## To do
In the records that follow, find each line with the word "color" and copy it.

## Records shown
══════════════════════════════

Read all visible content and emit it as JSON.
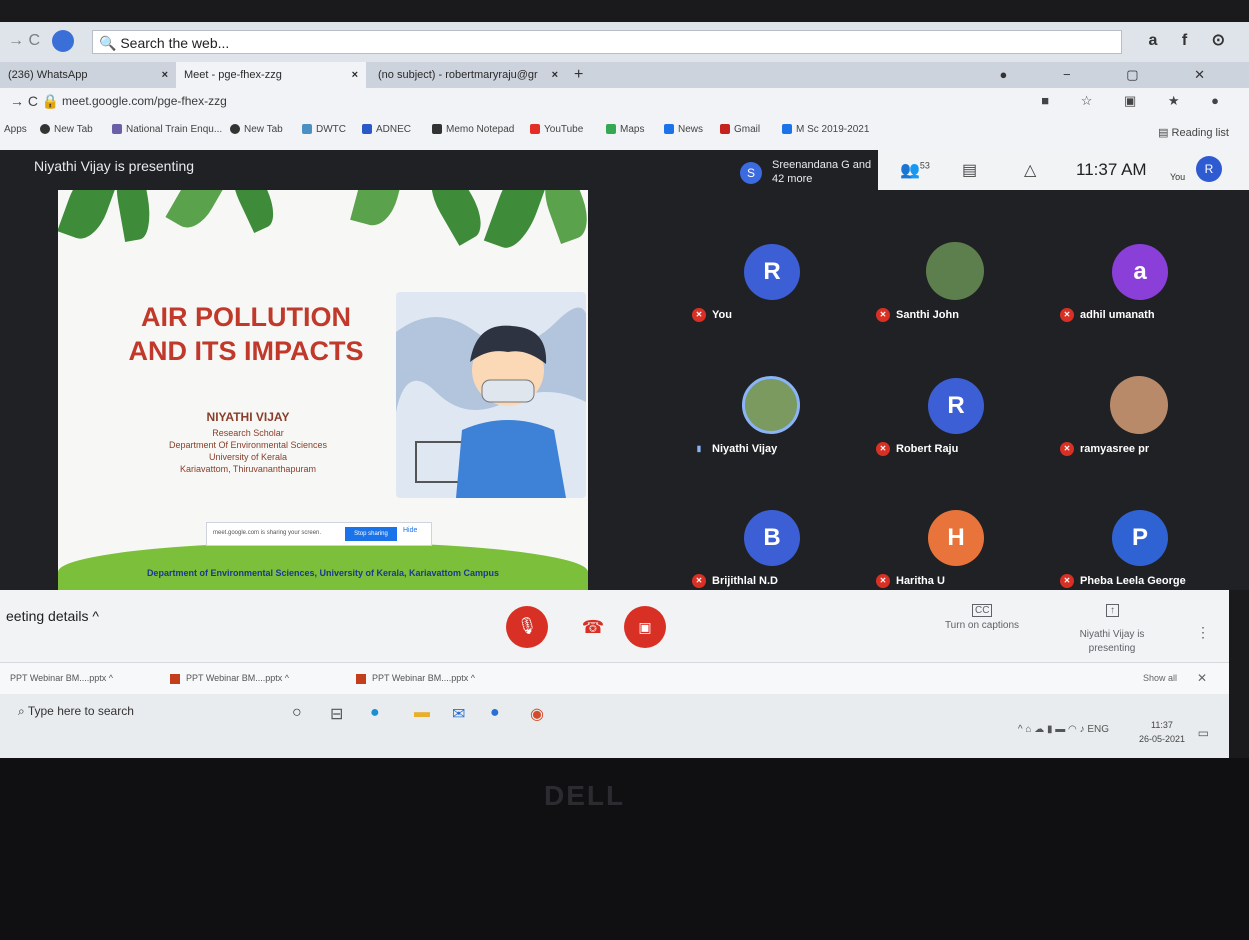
{
  "browser": {
    "top_search_placeholder": "Search the web...",
    "tabs": [
      {
        "label": "(236) WhatsApp",
        "close": "×"
      },
      {
        "label": "Meet - pge-fhex-zzg",
        "close": "×"
      },
      {
        "label": "(no subject) - robertmaryraju@gr",
        "close": "×"
      }
    ],
    "new_tab": "+",
    "url": "meet.google.com/pge-fhex-zzg",
    "bookmarks": [
      "Apps",
      "New Tab",
      "National Train Enqu...",
      "New Tab",
      "DWTC",
      "ADNEC",
      "Memo Notepad",
      "YouTube",
      "Maps",
      "News",
      "Gmail",
      "M Sc 2019-2021"
    ],
    "reading_list": "Reading list"
  },
  "meet": {
    "presenting_banner": "Niyathi Vijay is presenting",
    "chip_avatar": "S",
    "chip_text": "Sreenandana G and 42 more",
    "participant_count": "53",
    "clock": "11:37 AM",
    "you_label": "You",
    "you_avatar": "R",
    "meeting_details": "eeting details",
    "captions_label": "Turn on captions",
    "presenting_label": "Niyathi Vijay is presenting"
  },
  "slide": {
    "title": "AIR POLLUTION AND ITS IMPACTS",
    "author": "NIYATHI VIJAY",
    "role": "Research Scholar",
    "dept": "Department Of Environmental Sciences",
    "univ": "University of Kerala",
    "place": "Kariavattom, Thiruvananthapuram",
    "share_notice": "meet.google.com is sharing your screen.",
    "stop_sharing": "Stop sharing",
    "hide": "Hide",
    "footer": "Department of Environmental Sciences, University of Kerala, Kariavattom Campus"
  },
  "participants": [
    {
      "name": "You",
      "avatar": "R",
      "color": "#3c5fd6",
      "muted": true
    },
    {
      "name": "Santhi John",
      "avatar": "",
      "color": "#5d7f4e",
      "muted": true
    },
    {
      "name": "adhil umanath",
      "avatar": "a",
      "color": "#8b3fd9",
      "muted": true
    },
    {
      "name": "Niyathi Vijay",
      "avatar": "",
      "color": "#7a9a60",
      "muted": false
    },
    {
      "name": "Robert Raju",
      "avatar": "R",
      "color": "#3c5fd6",
      "muted": true
    },
    {
      "name": "ramyasree pr",
      "avatar": "",
      "color": "#b88a6a",
      "muted": true
    },
    {
      "name": "Brijithlal N.D",
      "avatar": "B",
      "color": "#3c5fd6",
      "muted": true
    },
    {
      "name": "Haritha U",
      "avatar": "H",
      "color": "#e8743b",
      "muted": true
    },
    {
      "name": "Pheba Leela George",
      "avatar": "P",
      "color": "#2f63d4",
      "muted": true
    }
  ],
  "downloads": {
    "items": [
      "PPT Webinar BM....pptx",
      "PPT Webinar BM....pptx",
      "PPT Webinar BM....pptx"
    ],
    "show_all": "Show all"
  },
  "taskbar": {
    "search_placeholder": "Type here to search",
    "lang": "ENG",
    "time": "11:37",
    "date": "26-05-2021"
  },
  "laptop_brand": "DELL"
}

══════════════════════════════

## Response to this task
      "color": "#3c5fd6",
      "color": "#5d7f4e",
      "color": "#8b3fd9",
      "color": "#7a9a60",
      "color": "#3c5fd6",
      "color": "#b88a6a",
      "color": "#3c5fd6",
      "color": "#e8743b",
      "color": "#2f63d4",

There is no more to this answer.